Dean Andrew Perlman
Dean Andrew Perlman

Suffolk University Law School Dean Andrew Perlman has been named to the Advisory Council of the American Bar Association’s (ABA) AI Task Force. As the largest lawyer and law student organization in the world, the ABA and its artificial intelligence advisors will help the legal community to identify the benefits and risks of continually changing AI and machine-learning systems and capabilities.

Dean Perlman is a nationally recognized voice on the intersection of law and technology, spearheading Suffolk Law’s Legal Innovation and Technology ecosystem.
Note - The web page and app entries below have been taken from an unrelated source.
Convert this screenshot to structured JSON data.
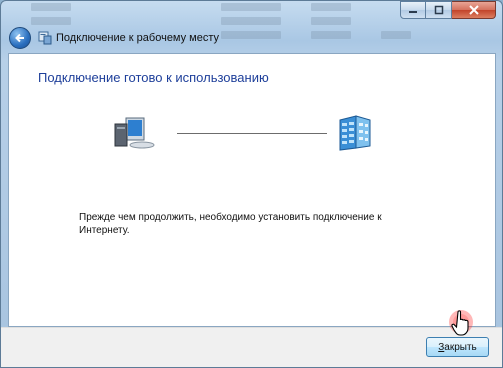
{
  "window": {
    "title": "Подключение к рабочему месту",
    "caption_buttons": {
      "minimize_icon": "minimize-icon",
      "maximize_icon": "maximize-icon",
      "close_icon": "close-icon"
    }
  },
  "content": {
    "heading": "Подключение готово к использованию",
    "info_text": "Прежде чем продолжить, необходимо установить подключение к Интернету."
  },
  "footer": {
    "close_button_label": "Закрыть",
    "close_button_access_key": "З",
    "close_button_rest": "акрыть"
  },
  "colors": {
    "heading": "#1e3f9a",
    "glass": "#a9c7e4",
    "close_caption": "#c2442a"
  }
}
He regularly appears in national media to discuss legal technology topics in outlets including Reuters and Bloomberg, and his work on generative AI was recently mentioned on Fareed Zakaria GPS. The school’s legal technology and innovation programs are consistently ranked among a handful of the top such programs in the country.
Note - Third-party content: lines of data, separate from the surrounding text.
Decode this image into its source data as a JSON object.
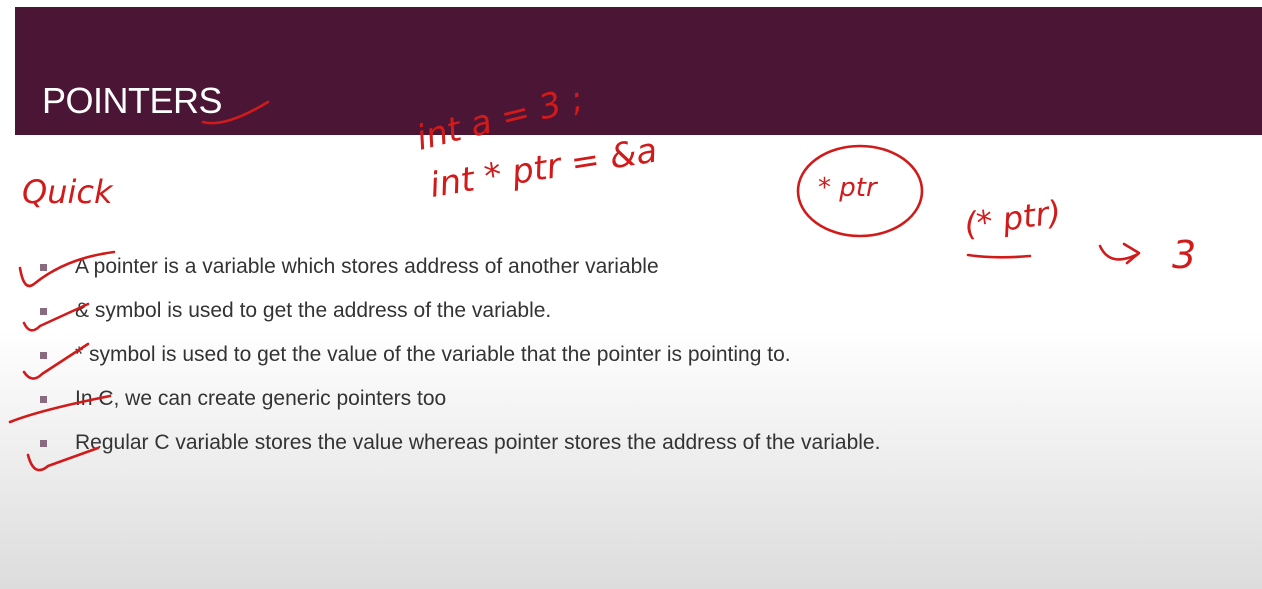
{
  "slide": {
    "title": "POINTERS",
    "bullets": [
      "A pointer is a variable which stores address of another variable",
      "& symbol is used to get the address of the variable.",
      "* symbol is used to get the value of the variable that the pointer is pointing to.",
      "In C, we can create generic pointers too",
      "Regular C variable stores the value whereas pointer stores the address of the variable."
    ]
  },
  "annotations": {
    "quick_note": "Quick",
    "code_line_1": "int a = 3 ;",
    "code_line_2": "int * ptr = &a",
    "circled_expr": "* ptr",
    "deref_expr": "(* ptr)",
    "deref_result": "3"
  },
  "colors": {
    "banner": "#4b1535",
    "title_text": "#ffffff",
    "body_text": "#333333",
    "bullet_marker": "#8a6a80",
    "ink": "#d11a1a"
  }
}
Special advisors to the task force include Michael Chertoff, Former U.S. Secretary of Homeland Security and Michelle K. Lee, former director of the U.S. Patent and Trade Office.

The ABA, with the help of task force members, will be making recommendations and articulating principles to help ensure that the creation and incorporation of AI by lawyers is done in accordance with the law and well-accepted legal standards.
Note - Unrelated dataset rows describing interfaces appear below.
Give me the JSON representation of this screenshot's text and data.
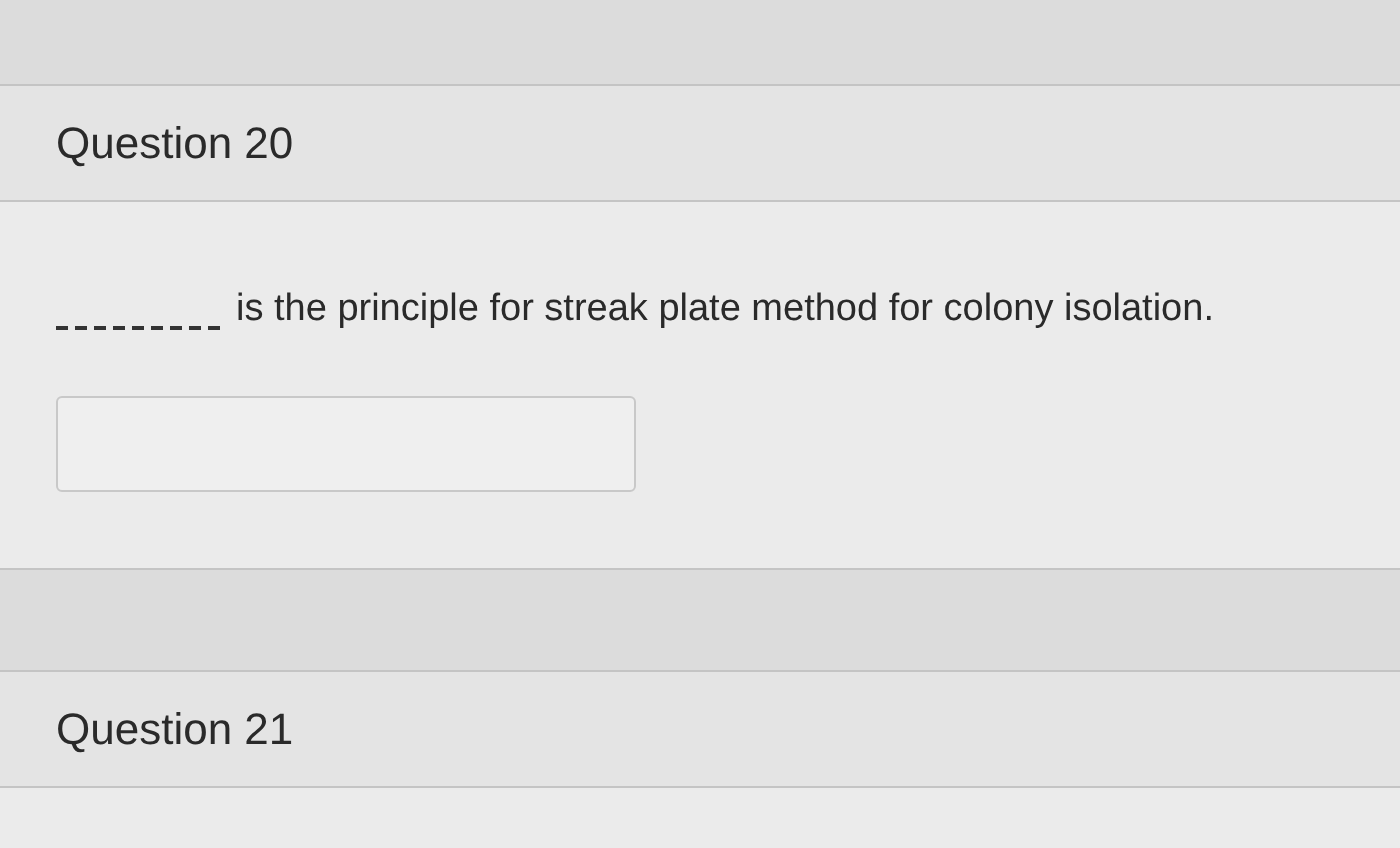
{
  "questions": [
    {
      "title": "Question 20",
      "kind": "fill_in_blank",
      "text": "is the principle for streak plate method for colony isolation."
    },
    {
      "title": "Question 21"
    }
  ]
}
The mission of the AI Task Force is to address the impact of AI on the legal profession and the practice of law; provide insights on developing and using AI in a trustworthy and responsible manner; and identify ways to address AI risks. The task force will focus on six critical issues: AI and the profession, AI risk management, AI and access to justice, AI governance, AI challenges – generative AI, and AI and legal education.

Dean Perlman was the chief reporter of the American Bar Association’s Commission on Ethics 20/20, which was responsible for updating the ABA Model Rules of Professional Conduct to reflect changes in technology. He also served as the vice chair of the ABA Commission on the Future of Legal Services, which produced projects and recommendations that used technology to improve how legal services are delivered and accessed. He served as the inaugural chair of the governing council of the ABA’s Center for Innovation.